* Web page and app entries

• • •

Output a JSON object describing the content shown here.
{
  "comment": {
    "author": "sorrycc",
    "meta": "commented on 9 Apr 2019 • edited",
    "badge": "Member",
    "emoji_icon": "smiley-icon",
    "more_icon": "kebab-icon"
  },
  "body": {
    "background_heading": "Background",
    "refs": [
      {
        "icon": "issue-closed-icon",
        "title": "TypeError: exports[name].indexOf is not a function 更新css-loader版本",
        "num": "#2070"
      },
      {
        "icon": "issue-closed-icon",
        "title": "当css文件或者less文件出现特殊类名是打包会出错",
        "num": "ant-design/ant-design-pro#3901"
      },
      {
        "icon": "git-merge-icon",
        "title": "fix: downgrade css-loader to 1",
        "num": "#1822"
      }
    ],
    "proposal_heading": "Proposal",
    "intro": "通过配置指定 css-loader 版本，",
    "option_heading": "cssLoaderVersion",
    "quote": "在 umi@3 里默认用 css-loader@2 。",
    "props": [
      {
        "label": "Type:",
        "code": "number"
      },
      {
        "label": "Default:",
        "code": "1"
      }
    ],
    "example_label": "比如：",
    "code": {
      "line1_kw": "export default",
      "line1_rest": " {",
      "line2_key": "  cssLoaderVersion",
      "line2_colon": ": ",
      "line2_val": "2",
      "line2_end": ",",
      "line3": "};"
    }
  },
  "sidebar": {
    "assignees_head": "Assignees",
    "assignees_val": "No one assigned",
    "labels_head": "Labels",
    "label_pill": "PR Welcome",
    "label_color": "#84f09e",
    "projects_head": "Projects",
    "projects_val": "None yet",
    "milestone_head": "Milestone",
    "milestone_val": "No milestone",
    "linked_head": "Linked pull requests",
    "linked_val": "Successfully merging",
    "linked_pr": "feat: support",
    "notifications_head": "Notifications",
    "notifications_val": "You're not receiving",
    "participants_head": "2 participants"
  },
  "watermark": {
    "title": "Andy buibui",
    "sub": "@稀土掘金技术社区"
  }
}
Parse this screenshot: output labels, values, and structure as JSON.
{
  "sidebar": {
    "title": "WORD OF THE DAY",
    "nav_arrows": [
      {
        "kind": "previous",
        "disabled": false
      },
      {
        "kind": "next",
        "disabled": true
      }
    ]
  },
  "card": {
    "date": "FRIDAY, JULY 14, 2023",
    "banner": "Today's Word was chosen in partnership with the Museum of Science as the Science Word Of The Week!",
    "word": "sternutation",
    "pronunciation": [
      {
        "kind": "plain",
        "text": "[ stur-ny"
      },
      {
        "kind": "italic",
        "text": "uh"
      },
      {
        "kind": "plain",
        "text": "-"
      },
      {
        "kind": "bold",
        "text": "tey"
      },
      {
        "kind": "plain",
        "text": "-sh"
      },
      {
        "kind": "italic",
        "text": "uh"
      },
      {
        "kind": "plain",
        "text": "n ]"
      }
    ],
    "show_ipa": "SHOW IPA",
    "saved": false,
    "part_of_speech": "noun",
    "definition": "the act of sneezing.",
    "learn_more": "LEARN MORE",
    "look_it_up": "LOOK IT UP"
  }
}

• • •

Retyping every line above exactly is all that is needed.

* OUTPUT FOR THIS EXERCISE
Output a JSON object describing the content shown here.
{
  "comment": {
    "author": "sorrycc",
    "meta": "commented on 9 Apr 2019 • edited",
    "badge": "Member",
    "emoji_icon": "smiley-icon",
    "more_icon": "kebab-icon"
  },
  "body": {
    "background_heading": "Background",
    "refs": [
      {
        "icon": "issue-closed-icon",
        "title": "TypeError: exports[name].indexOf is not a function 更新css-loader版本",
        "num": "#2070"
      },
      {
        "icon": "issue-closed-icon",
        "title": "当css文件或者less文件出现特殊类名是打包会出错",
        "num": "ant-design/ant-design-pro#3901"
      },
      {
        "icon": "git-merge-icon",
        "title": "fix: downgrade css-loader to 1",
        "num": "#1822"
      }
    ],
    "proposal_heading": "Proposal",
    "intro": "通过配置指定 css-loader 版本，",
    "option_heading": "cssLoaderVersion",
    "quote": "在 umi@3 里默认用 css-loader@2 。",
    "props": [
      {
        "label": "Type:",
        "code": "number"
      },
      {
        "label": "Default:",
        "code": "1"
      }
    ],
    "example_label": "比如：",
    "code": {
      "line1_kw": "export default",
      "line1_rest": " {",
      "line2_key": "  cssLoaderVersion",
      "line2_colon": ": ",
      "line2_val": "2",
      "line2_end": ",",
      "line3": "};"
    }
  },
  "sidebar": {
    "assignees_head": "Assignees",
    "assignees_val": "No one assigned",
    "labels_head": "Labels",
    "label_pill": "PR Welcome",
    "label_color": "#84f09e",
    "projects_head": "Projects",
    "projects_val": "None yet",
    "milestone_head": "Milestone",
    "milestone_val": "No milestone",
    "linked_head": "Linked pull requests",
    "linked_val": "Successfully merging",
    "linked_pr": "feat: support",
    "notifications_head": "Notifications",
    "notifications_val": "You're not receiving",
    "participants_head": "2 participants"
  },
  "watermark": {
    "title": "Andy buibui",
    "sub": "@稀土掘金技术社区"
  }
}
Parse this screenshot: output labels, values, and structure as JSON.
{
  "sidebar": {
    "title": "WORD OF THE DAY",
    "nav_arrows": [
      {
        "kind": "previous",
        "disabled": false
      },
      {
        "kind": "next",
        "disabled": true
      }
    ]
  },
  "card": {
    "date": "FRIDAY, JULY 14, 2023",
    "banner": "Today's Word was chosen in partnership with the Museum of Science as the Science Word Of The Week!",
    "word": "sternutation",
    "pronunciation": [
      {
        "kind": "plain",
        "text": "[ stur-ny"
      },
      {
        "kind": "italic",
        "text": "uh"
      },
      {
        "kind": "plain",
        "text": "-"
      },
      {
        "kind": "bold",
        "text": "tey"
      },
      {
        "kind": "plain",
        "text": "-sh"
      },
      {
        "kind": "italic",
        "text": "uh"
      },
      {
        "kind": "plain",
        "text": "n ]"
      }
    ],
    "show_ipa": "SHOW IPA",
    "saved": false,
    "part_of_speech": "noun",
    "definition": "the act of sneezing.",
    "learn_more": "LEARN MORE",
    "look_it_up": "LOOK IT UP"
  }
}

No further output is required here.